Kurt Kleinberg
12:14
Relationships Within Triangles
Proving Triangles Congruent Proofs
In geometry, two triangles are congruent if they have the same size and shape, or if one can be transformed into the other by a combination of rotations, reflections, and translations.
Kurt Kleinberg
08:27
Relationships Within Triangles
Similar Triangle Examples with Algebra
In geometry, similarity is a relationship between two geometric figures. The precise definition depends on the type of figures being considered.
Kurt Kleinberg
07:47
Relationships Within Triangles
Similar Triangles
In geometry, similarity is a relationship between two geometric figures. The similarity transformation is a rigid transformation, i.e. a transformation that preserves the lengths of all vectors (or, in other words, the areas of all figures).
Kurt Kleinberg
11:36
Relationships Within Triangles
Similar Triangles Proofs
In geometry, two triangles are said to be similar if they have the same angles, and the corresponding sides are in proportion. Two triangles are similar if their corresponding angles are equal.
Kurt Kleinberg
06:28
Relationships Within Triangles
Slope Formalized
In mathematics, a slope or gradient of a line is a number that describes both the direction and the steepness of the line. The direction of a line is increasing, decreasing, horizontal, or vertical. The steepness is how much the line changes direction over a given distance. The slope can be expressed in several ways: as an angle made with the horizontal, as a ratio of distances, as a fraction, as a percentage, or as a vector.
Kurt Kleinberg
06:00
Relationships Within Triangles
Triangle Classifications
In mathematics, triangle classification is the classification of triangles into categories based on their properties. The triangle classification problem was first posed by Hilbert in 1902 and solved in the negative in 1983 by Robertson and Seymour.
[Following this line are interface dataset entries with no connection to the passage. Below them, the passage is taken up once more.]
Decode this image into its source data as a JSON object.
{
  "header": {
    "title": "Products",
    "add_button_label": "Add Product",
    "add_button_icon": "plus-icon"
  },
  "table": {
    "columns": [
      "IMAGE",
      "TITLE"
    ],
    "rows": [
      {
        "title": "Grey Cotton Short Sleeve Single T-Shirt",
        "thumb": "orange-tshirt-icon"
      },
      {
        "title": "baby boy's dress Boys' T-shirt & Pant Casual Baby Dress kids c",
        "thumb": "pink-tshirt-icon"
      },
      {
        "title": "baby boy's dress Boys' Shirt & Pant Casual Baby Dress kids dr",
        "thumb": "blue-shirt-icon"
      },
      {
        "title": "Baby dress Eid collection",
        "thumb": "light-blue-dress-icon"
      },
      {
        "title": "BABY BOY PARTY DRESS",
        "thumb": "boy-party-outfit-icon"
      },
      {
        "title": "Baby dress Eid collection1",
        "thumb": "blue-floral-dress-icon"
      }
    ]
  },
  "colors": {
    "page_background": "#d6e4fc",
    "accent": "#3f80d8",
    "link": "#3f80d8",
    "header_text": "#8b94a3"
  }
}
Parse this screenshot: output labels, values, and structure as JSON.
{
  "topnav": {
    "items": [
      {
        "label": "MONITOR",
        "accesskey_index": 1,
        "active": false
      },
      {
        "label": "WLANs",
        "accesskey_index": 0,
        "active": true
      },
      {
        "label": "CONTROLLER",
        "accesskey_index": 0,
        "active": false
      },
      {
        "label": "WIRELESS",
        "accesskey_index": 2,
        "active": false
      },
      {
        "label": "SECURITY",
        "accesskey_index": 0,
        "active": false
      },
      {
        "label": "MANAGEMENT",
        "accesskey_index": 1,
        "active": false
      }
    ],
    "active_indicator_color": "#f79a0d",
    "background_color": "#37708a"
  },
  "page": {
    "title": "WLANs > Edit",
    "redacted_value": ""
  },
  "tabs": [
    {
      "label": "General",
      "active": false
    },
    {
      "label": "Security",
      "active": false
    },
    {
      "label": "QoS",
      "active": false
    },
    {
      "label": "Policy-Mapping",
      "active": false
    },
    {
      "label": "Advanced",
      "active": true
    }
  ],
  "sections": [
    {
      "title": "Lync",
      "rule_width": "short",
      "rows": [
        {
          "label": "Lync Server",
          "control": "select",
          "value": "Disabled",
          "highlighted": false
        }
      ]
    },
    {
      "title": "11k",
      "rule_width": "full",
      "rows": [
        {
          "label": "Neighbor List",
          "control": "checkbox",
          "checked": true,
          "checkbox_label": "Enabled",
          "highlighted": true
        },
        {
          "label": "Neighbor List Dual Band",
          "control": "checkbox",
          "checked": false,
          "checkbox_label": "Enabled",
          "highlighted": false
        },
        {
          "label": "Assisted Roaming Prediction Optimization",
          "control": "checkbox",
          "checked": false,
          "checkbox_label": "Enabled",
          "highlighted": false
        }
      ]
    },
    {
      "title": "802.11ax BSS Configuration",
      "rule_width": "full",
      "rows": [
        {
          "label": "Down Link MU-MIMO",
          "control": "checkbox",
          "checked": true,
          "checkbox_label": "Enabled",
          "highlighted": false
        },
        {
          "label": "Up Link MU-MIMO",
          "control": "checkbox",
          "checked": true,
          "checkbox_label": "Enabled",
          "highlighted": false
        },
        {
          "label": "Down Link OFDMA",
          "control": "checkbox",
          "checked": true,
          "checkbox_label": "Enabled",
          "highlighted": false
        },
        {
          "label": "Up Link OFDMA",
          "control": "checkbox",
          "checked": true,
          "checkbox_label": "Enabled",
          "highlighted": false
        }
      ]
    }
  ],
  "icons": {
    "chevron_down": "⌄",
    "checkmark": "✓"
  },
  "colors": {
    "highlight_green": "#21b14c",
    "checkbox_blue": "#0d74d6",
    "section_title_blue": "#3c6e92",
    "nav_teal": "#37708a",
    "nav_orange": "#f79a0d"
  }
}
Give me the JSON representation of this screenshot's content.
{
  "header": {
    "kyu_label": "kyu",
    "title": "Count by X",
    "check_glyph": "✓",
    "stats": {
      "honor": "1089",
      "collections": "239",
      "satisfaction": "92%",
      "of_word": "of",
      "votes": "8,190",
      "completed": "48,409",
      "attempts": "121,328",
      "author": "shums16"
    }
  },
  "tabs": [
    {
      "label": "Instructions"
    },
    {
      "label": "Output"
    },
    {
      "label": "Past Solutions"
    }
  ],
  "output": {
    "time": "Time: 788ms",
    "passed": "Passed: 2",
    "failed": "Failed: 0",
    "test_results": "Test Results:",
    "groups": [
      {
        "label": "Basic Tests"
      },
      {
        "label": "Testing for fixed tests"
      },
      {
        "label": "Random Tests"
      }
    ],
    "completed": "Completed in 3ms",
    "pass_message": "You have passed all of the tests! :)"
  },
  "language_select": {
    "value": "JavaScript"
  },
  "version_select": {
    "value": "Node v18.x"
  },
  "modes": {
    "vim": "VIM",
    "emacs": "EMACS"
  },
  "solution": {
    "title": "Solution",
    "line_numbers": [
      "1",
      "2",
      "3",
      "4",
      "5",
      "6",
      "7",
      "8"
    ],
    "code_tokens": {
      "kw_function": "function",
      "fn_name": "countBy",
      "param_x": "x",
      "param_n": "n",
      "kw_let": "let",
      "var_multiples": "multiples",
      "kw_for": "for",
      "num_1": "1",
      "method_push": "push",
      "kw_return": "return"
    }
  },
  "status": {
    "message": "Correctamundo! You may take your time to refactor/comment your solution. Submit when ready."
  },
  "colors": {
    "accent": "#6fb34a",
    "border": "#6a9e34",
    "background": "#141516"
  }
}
Classification of triangles is an important problem in computer vision and image processing, and is used for example in image analysis and automatic optical inspection.
Kurt Kleinberg
10:41
Relationships Within Triangles
Triangle Congruence Theorems
In geometry, two triangles are congruent if they have the same shape and size. More precisely, two triangles are congruent if one can be moved so that it exactly covers the other, with one side of the one matching up with the corresponding side of the other. The word congruent is derived from the Latin congruus, meaning "agreeing in length" or "of the same length".
Kurt Kleinberg
04:24
Relationships Within Triangles
Triangle Inequality Theorem Algebraic Example
In mathematics, the triangle inequality states that for any triangle "ABC", the length of any side must be less than the sum of the other two sides or the other two sides must be greater than the length of the given side. The triangle inequality is a basic property of Euclidean geometry, and is used to prove theorems such as the Pythagorean theorem and the law of cosines.
Kurt Kleinberg
06:27
Relationships Within Triangles
Triangle Inequality Theorem and Examples
In mathematics, the triangle inequality states that the sum of the lengths of any two sides of a triangle must be greater than the length of the remaining side, if the triangle is not isosceles. The inequality is a consequence of the fact that the two shorter sides of a triangle must be adjacent (that is, one side of the triangle must be between the other two sides).
Kurt Kleinberg